We also write separately to note the guiding force of the principle of governmental effectiveness and efficiency in other areas of Authority activity. For example, since 2009, the Authority has pursued various initiatives to help the parties we serve, and the Authority itself, conserve scarce resources. Our arbitration case initiative included regulatory revisions, the development of a Guide to Arbitration under the Statute, and extensive training of parties and arbitrators to clarify what are - and are not - proper grounds for Authority review of arbitration awards under the Statute. The Authority recently undertook a similar initiative for negotiability cases. As part of this initiative, the Authority continues to offer alternative-dispute-resolution (ADR) services in all negotiability cases. The result: complete resolution of over ninety-five percent of all negotiability disputes where parties agree to use ADR.
Finally, as we begin this new chapter in the Authority's history, we remain committed to fulfilling our mission in a manner that, insofar as we are able, recognizes and respects all stakeholders' concerns.
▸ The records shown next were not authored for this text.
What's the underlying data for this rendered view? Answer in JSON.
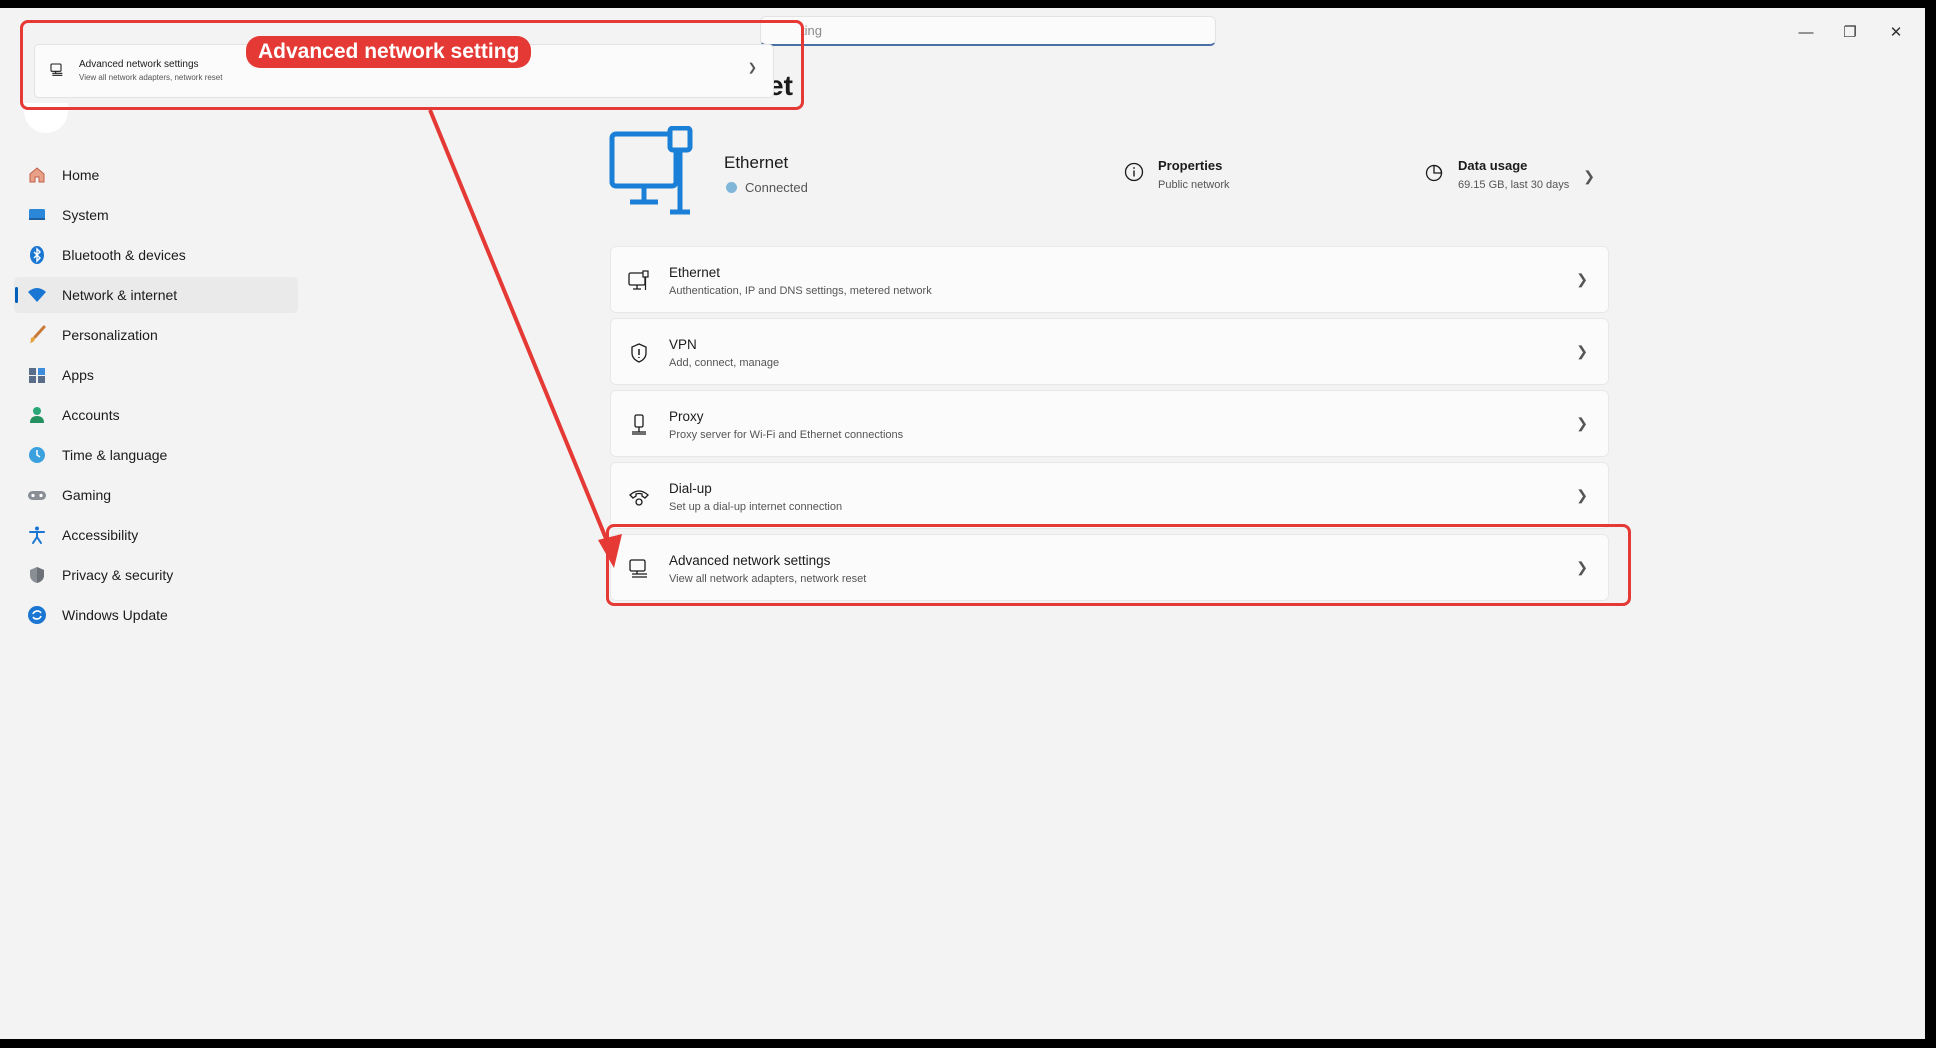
{
  "window": {
    "search_placeholder": "ting",
    "page_title": "rnet",
    "controls": {
      "minimize": "—",
      "maximize": "❐",
      "close": "✕"
    }
  },
  "sidebar": {
    "items": [
      {
        "label": "Home",
        "icon": "home-icon",
        "active": false
      },
      {
        "label": "System",
        "icon": "system-icon",
        "active": false
      },
      {
        "label": "Bluetooth & devices",
        "icon": "bluetooth-icon",
        "active": false
      },
      {
        "label": "Network & internet",
        "icon": "wifi-icon",
        "active": true
      },
      {
        "label": "Personalization",
        "icon": "brush-icon",
        "active": false
      },
      {
        "label": "Apps",
        "icon": "apps-icon",
        "active": false
      },
      {
        "label": "Accounts",
        "icon": "accounts-icon",
        "active": false
      },
      {
        "label": "Time & language",
        "icon": "globe-clock-icon",
        "active": false
      },
      {
        "label": "Gaming",
        "icon": "gamepad-icon",
        "active": false
      },
      {
        "label": "Accessibility",
        "icon": "accessibility-icon",
        "active": false
      },
      {
        "label": "Privacy & security",
        "icon": "shield-icon",
        "active": false
      },
      {
        "label": "Windows Update",
        "icon": "update-icon",
        "active": false
      }
    ]
  },
  "header": {
    "adapter_name": "Ethernet",
    "status": "Connected",
    "properties_title": "Properties",
    "properties_sub": "Public network",
    "data_usage_title": "Data usage",
    "data_usage_sub": "69.15 GB, last 30 days"
  },
  "rows": [
    {
      "title": "Ethernet",
      "sub": "Authentication, IP and DNS settings, metered network",
      "icon": "ethernet-icon"
    },
    {
      "title": "VPN",
      "sub": "Add, connect, manage",
      "icon": "vpn-shield-icon"
    },
    {
      "title": "Proxy",
      "sub": "Proxy server for Wi-Fi and Ethernet connections",
      "icon": "proxy-icon"
    },
    {
      "title": "Dial-up",
      "sub": "Set up a dial-up internet connection",
      "icon": "dialup-icon"
    },
    {
      "title": "Advanced network settings",
      "sub": "View all network adapters, network reset",
      "icon": "network-adapter-icon"
    }
  ],
  "annotation": {
    "label": "Advanced network setting",
    "zoom_title": "Advanced network settings",
    "zoom_sub": "View all network adapters, network reset",
    "color": "#e53935"
  },
  "colors": {
    "accent": "#005fb8",
    "ethernet_icon": "#1a7fd6"
  }
}
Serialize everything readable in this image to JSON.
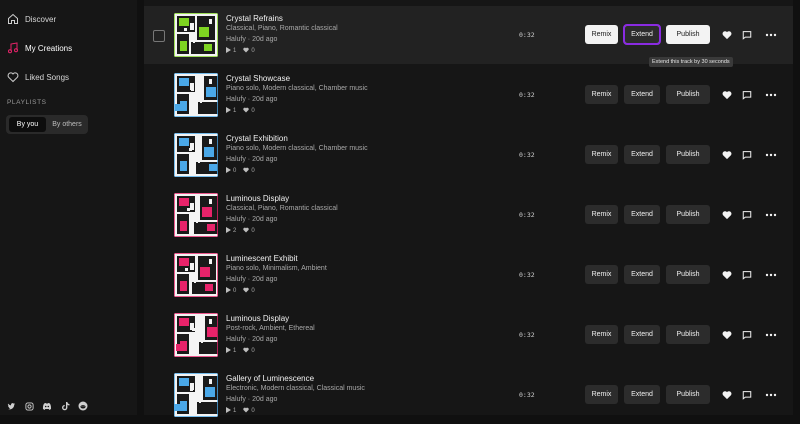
{
  "sidebar": {
    "nav": [
      {
        "label": "Discover",
        "icon": "home-icon"
      },
      {
        "label": "My Creations",
        "icon": "music-note-icon"
      },
      {
        "label": "Liked Songs",
        "icon": "heart-icon"
      }
    ],
    "playlists_label": "PLAYLISTS",
    "filter": {
      "selected": "By you",
      "other": "By others"
    },
    "social": [
      "twitter-icon",
      "instagram-icon",
      "discord-icon",
      "tiktok-icon",
      "reddit-icon"
    ]
  },
  "actions": {
    "remix": "Remix",
    "extend": "Extend",
    "publish": "Publish"
  },
  "tooltip": "Extend this track by 30 seconds",
  "tracks": [
    {
      "title": "Crystal Refrains",
      "tags": "Classical, Piano, Romantic classical",
      "author": "Halufy",
      "age": "20d ago",
      "plays": "1",
      "likes": "0",
      "duration": "0:32",
      "accent": "#7ed321"
    },
    {
      "title": "Crystal Showcase",
      "tags": "Piano solo, Modern classical, Chamber music",
      "author": "Halufy",
      "age": "20d ago",
      "plays": "1",
      "likes": "0",
      "duration": "0:32",
      "accent": "#4aa8e8"
    },
    {
      "title": "Crystal Exhibition",
      "tags": "Piano solo, Modern classical, Chamber music",
      "author": "Halufy",
      "age": "20d ago",
      "plays": "0",
      "likes": "0",
      "duration": "0:32",
      "accent": "#4aa8e8"
    },
    {
      "title": "Luminous Display",
      "tags": "Classical, Piano, Romantic classical",
      "author": "Halufy",
      "age": "20d ago",
      "plays": "2",
      "likes": "0",
      "duration": "0:32",
      "accent": "#e8236a"
    },
    {
      "title": "Luminescent Exhibit",
      "tags": "Piano solo, Minimalism, Ambient",
      "author": "Halufy",
      "age": "20d ago",
      "plays": "0",
      "likes": "0",
      "duration": "0:32",
      "accent": "#e8236a"
    },
    {
      "title": "Luminous Display",
      "tags": "Post-rock, Ambient, Ethereal",
      "author": "Halufy",
      "age": "20d ago",
      "plays": "1",
      "likes": "0",
      "duration": "0:32",
      "accent": "#e8236a"
    },
    {
      "title": "Gallery of Luminescence",
      "tags": "Electronic, Modern classical, Classical music",
      "author": "Halufy",
      "age": "20d ago",
      "plays": "1",
      "likes": "0",
      "duration": "0:32",
      "accent": "#4aa8e8"
    }
  ]
}
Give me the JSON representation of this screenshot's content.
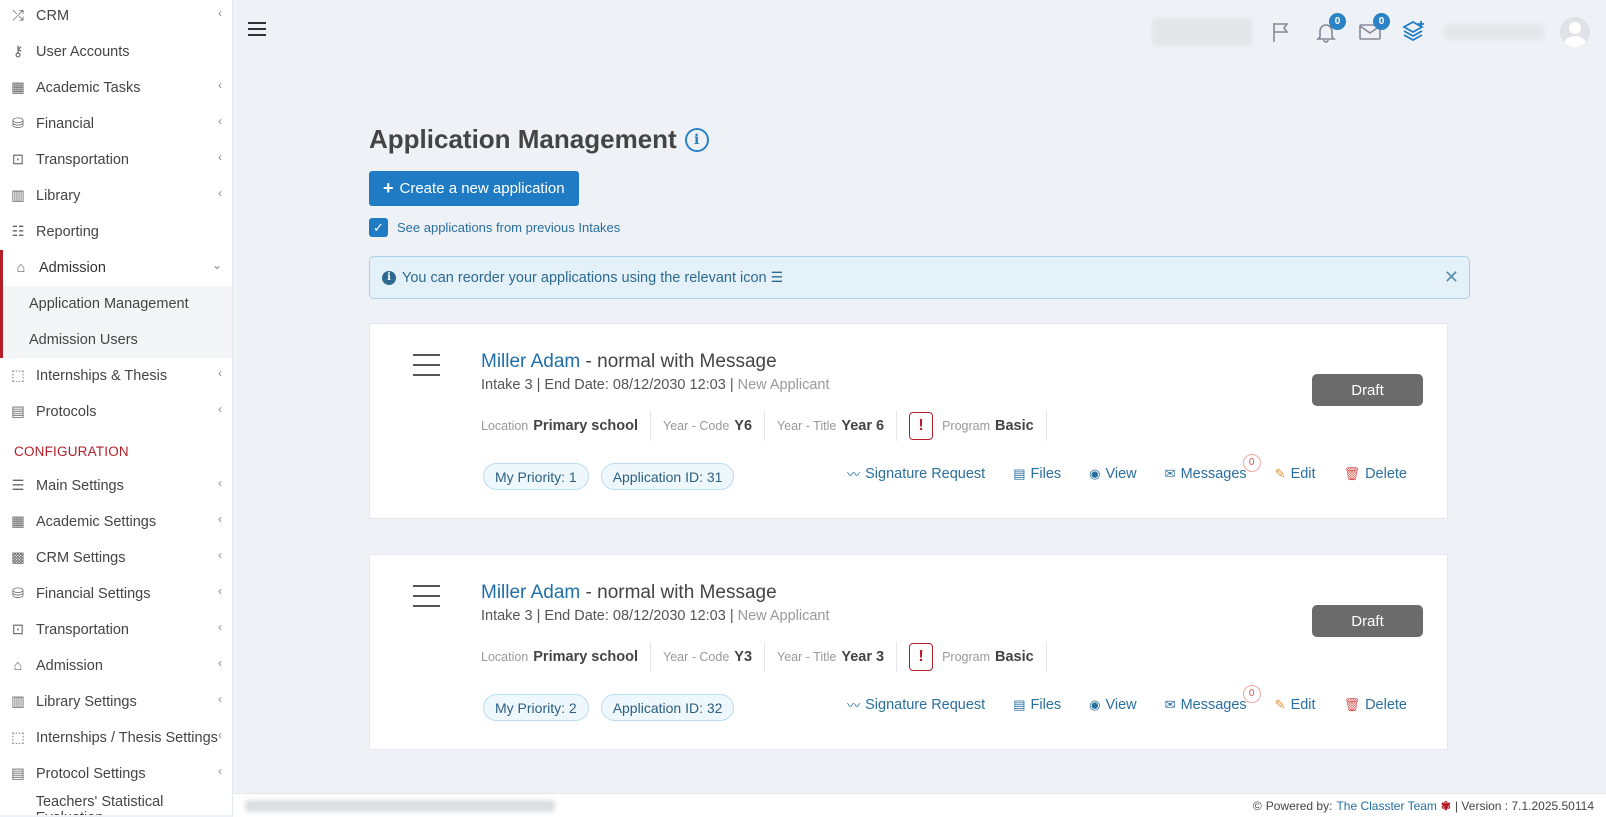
{
  "sidebar": {
    "items_top": [
      {
        "label": "CRM",
        "icon": "shuffle-icon",
        "glyph": "⤮",
        "chevron": true
      },
      {
        "label": "User Accounts",
        "icon": "key-icon",
        "glyph": "⚷",
        "chevron": false
      },
      {
        "label": "Academic Tasks",
        "icon": "grid-icon",
        "glyph": "▦",
        "chevron": true
      },
      {
        "label": "Financial",
        "icon": "coins-icon",
        "glyph": "⛁",
        "chevron": true
      },
      {
        "label": "Transportation",
        "icon": "bus-icon",
        "glyph": "⊡",
        "chevron": true
      },
      {
        "label": "Library",
        "icon": "books-icon",
        "glyph": "▥",
        "chevron": true
      },
      {
        "label": "Reporting",
        "icon": "report-icon",
        "glyph": "☷",
        "chevron": false
      }
    ],
    "admission": {
      "label": "Admission",
      "icon": "institution-icon",
      "glyph": "⌂"
    },
    "admission_sub": [
      "Application Management",
      "Admission Users"
    ],
    "items_mid": [
      {
        "label": "Internships & Thesis",
        "icon": "cube-icon",
        "glyph": "⬚",
        "chevron": true
      },
      {
        "label": "Protocols",
        "icon": "calendar-icon",
        "glyph": "▤",
        "chevron": true
      }
    ],
    "config_heading": "CONFIGURATION",
    "items_config": [
      {
        "label": "Main Settings",
        "icon": "sliders-icon",
        "glyph": "☰",
        "chevron": true
      },
      {
        "label": "Academic Settings",
        "icon": "grid-icon",
        "glyph": "▦",
        "chevron": true
      },
      {
        "label": "CRM Settings",
        "icon": "tiles-icon",
        "glyph": "▩",
        "chevron": true
      },
      {
        "label": "Financial Settings",
        "icon": "coins-icon",
        "glyph": "⛁",
        "chevron": true
      },
      {
        "label": "Transportation",
        "icon": "bus-icon",
        "glyph": "⊡",
        "chevron": true
      },
      {
        "label": "Admission",
        "icon": "institution-icon",
        "glyph": "⌂",
        "chevron": true
      },
      {
        "label": "Library Settings",
        "icon": "books-icon",
        "glyph": "▥",
        "chevron": true
      },
      {
        "label": "Internships / Thesis Settings",
        "icon": "cube-icon",
        "glyph": "⬚",
        "chevron": true
      },
      {
        "label": "Protocol Settings",
        "icon": "calendar-icon",
        "glyph": "▤",
        "chevron": true
      },
      {
        "label": "Teachers' Statistical Evaluation",
        "icon": "",
        "glyph": "",
        "chevron": false
      }
    ]
  },
  "topbar": {
    "notifications_count": "0",
    "messages_count": "0"
  },
  "main": {
    "title": "Application Management",
    "create_button": "Create a new application",
    "checkbox_label": "See applications from previous Intakes",
    "alert_text": "You can reorder your applications using the relevant icon"
  },
  "applications": [
    {
      "name": "Miller Adam",
      "title_rest": " - normal with Message",
      "intake": "Intake 3 | End Date: 08/12/2030 12:03 | ",
      "applicant_type": "New Applicant",
      "location_label": "Location",
      "location": "Primary school",
      "year_code_label": "Year - Code",
      "year_code": "Y6",
      "year_title_label": "Year - Title",
      "year_title": "Year 6",
      "program_label": "Program",
      "program": "Basic",
      "priority": "My Priority: 1",
      "app_id": "Application ID: 31",
      "status": "Draft",
      "messages_count": "0"
    },
    {
      "name": "Miller Adam",
      "title_rest": " - normal with Message",
      "intake": "Intake 3 | End Date: 08/12/2030 12:03 | ",
      "applicant_type": "New Applicant",
      "location_label": "Location",
      "location": "Primary school",
      "year_code_label": "Year - Code",
      "year_code": "Y3",
      "year_title_label": "Year - Title",
      "year_title": "Year 3",
      "program_label": "Program",
      "program": "Basic",
      "priority": "My Priority: 2",
      "app_id": "Application ID: 32",
      "status": "Draft",
      "messages_count": "0"
    }
  ],
  "actions": {
    "signature": "Signature Request",
    "files": "Files",
    "view": "View",
    "messages": "Messages",
    "edit": "Edit",
    "delete": "Delete"
  },
  "footer": {
    "powered_by": "Powered by:",
    "team": "The Classter Team",
    "version": "| Version : 7.1.2025.50114"
  },
  "colors": {
    "accent": "#1f7cc4",
    "brand_red": "#b3202a",
    "draft": "#6b6b6b"
  }
}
Practice Tip: There you have it folks. If only, as Member Pizzella laments, people could get it right all of the time. Training your HR and union staff and counsel is a step in the right direction. To that end, Dewey is pleased to introduce its new Civil Service Advocacy Series-Peter Broida's video training courses on topics like arbitration, mediation, and settlement (more topics to come). Each training course includes course outlines to follow along with the video lecture. Broida on Federal Sector Arbitration and Broida on Federal Sector Mediation are available now for purchase. Order one copy for you or enough copies to train your entire staff. Broida on Federal Sector Settlement is coming soon. Place your order now.